Worm Breeder's Gazette 13(3): 28 (June 1, 1994)

These abstracts should not be cited in bibliographies. Material contained herein should be treated as personal communication and should be cited as such only with the consent of the author.


Cathy Caron, Kenneth Kemphues, Cornell University, Ithaca. New York.

zyg-1 mutations show a maternal effect on the early cleavages of the C. elegans embryo (1,2), as well as a zygotic effect on the formation of the vulva. In embryos from homozygous mutant mothers, the first mitotic division appears normal, but although the AB and P1 cell nuclei break down at the appropriate time, no spindles form and the cells fail to divide. During the next hour, the blastomeres exhibit extensive cortical contractions and cytoplasmic rearrangements and become very irregularly shaped. The abnormal nuclei in these cells continue to break down at regular intervals, and the time between one nuclear breakdown and the next is shorter for the AB nucleus than for the P1 nucleus, as in wild type. This suggests that at least some aspects of the normal cell cycle are still functioning in zyg-1 embryos. After approximately one hour, cells of variable sizes and DNA contents begin to form, and the embryos eventually arrest with less than 50 cells. Immunofluorescence with anti-tubulin antibodies has shown a variety of abnormalities, including both multipolar spindles and monoastral mitotic cells. In general, there are fewer asters in zyg-1 embryos than in wild type embryos of the same age and DNA content, suggesting that the centrosomes may either not be replicating or that some may not be functional.

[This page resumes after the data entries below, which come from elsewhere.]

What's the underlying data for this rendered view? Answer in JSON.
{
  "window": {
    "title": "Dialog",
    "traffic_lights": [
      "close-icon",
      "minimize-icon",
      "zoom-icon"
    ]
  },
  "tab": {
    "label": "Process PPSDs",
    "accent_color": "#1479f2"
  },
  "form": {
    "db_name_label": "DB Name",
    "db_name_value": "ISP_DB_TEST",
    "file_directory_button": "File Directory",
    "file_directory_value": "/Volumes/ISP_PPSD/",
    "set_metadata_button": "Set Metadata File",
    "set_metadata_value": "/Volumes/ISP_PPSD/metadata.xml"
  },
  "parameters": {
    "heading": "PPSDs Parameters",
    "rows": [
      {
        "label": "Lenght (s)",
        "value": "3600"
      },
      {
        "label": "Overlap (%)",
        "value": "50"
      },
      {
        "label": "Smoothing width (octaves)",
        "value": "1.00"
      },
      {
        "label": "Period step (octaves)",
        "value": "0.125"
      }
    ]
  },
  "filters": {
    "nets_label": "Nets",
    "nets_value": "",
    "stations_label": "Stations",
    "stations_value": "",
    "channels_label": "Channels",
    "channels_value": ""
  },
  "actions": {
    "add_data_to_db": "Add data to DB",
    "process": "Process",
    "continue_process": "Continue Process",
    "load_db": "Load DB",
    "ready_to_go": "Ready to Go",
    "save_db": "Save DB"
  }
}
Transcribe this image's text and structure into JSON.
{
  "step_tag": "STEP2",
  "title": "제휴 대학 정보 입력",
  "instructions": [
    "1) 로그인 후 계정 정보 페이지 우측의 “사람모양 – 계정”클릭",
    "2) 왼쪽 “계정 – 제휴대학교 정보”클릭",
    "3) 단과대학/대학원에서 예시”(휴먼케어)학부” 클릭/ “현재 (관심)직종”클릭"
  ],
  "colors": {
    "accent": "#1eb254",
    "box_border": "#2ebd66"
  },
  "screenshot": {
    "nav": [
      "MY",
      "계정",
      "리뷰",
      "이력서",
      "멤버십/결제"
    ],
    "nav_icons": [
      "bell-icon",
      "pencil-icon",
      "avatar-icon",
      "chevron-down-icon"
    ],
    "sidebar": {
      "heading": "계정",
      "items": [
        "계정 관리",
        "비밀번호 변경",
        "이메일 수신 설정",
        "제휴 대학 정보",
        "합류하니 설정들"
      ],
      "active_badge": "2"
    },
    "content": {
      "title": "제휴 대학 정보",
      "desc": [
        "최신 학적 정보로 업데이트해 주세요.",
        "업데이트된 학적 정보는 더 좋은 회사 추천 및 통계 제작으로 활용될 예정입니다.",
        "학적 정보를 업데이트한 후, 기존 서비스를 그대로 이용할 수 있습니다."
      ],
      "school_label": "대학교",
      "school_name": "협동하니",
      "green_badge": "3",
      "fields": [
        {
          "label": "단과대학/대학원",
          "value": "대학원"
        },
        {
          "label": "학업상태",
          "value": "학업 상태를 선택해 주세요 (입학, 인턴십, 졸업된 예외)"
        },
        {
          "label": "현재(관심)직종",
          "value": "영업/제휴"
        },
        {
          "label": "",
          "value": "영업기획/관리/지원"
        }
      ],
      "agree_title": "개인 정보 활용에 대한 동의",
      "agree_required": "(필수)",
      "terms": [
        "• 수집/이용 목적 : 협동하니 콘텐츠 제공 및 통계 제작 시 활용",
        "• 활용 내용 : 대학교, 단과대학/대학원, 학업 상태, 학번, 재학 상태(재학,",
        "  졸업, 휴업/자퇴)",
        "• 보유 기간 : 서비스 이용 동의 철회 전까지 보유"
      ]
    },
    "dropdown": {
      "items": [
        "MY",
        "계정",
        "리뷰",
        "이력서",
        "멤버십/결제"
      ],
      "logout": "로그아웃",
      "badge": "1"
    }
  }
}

In addition to this embryonic phenotype, four out of five of the zyg-1 alleles show an egg laying defective (Egl) phenotype at 25°, although none are fully penetrant. All five alleles show an increased penetrance of this Egl phenotype when heterozygous with ccDf5 ,a deficiency which deletes zyg-1 .My preliminary analysis suggests that this defect is due to structural changes in the vulva, and I am in the process of determining whether this is due to a failure of cell divisions similar to that in embryos. The temperature sensitive period for the allele zyg-1 ( it25ts )is at the L2 /L3boundary (25 to 26 hours after hatching), which is when the fates of the vulval precursor cells are determined. This suggests that zyg-1 may act at this time to prepare these cells for the subsequent divisions. Our current hypothesis is that zyg-1 is needed to produce or maintain functional centrosomes, and is used specifically in the early embryo and in the vulval precursor cells.

I have also initiated a molecular analysis to further clarify the role of zyg-1 in these cell divisions. zyg-1 is between clr-1 and lin-4 on chromosome II, and is deleted by ccDf5 .Using transformation rescue, I have determined that zyg-1 is contained in a 4 kb piece of the cosmid C08D10 .I expect to begin sequencing a cDNA corresponding to zyg-1 very soon.

Literature Cited:

1) Vanderslice and Hirsh, Developmental Biology, 49, 236-249.

2. Kemphues et al., Genetics, 120, 977-986.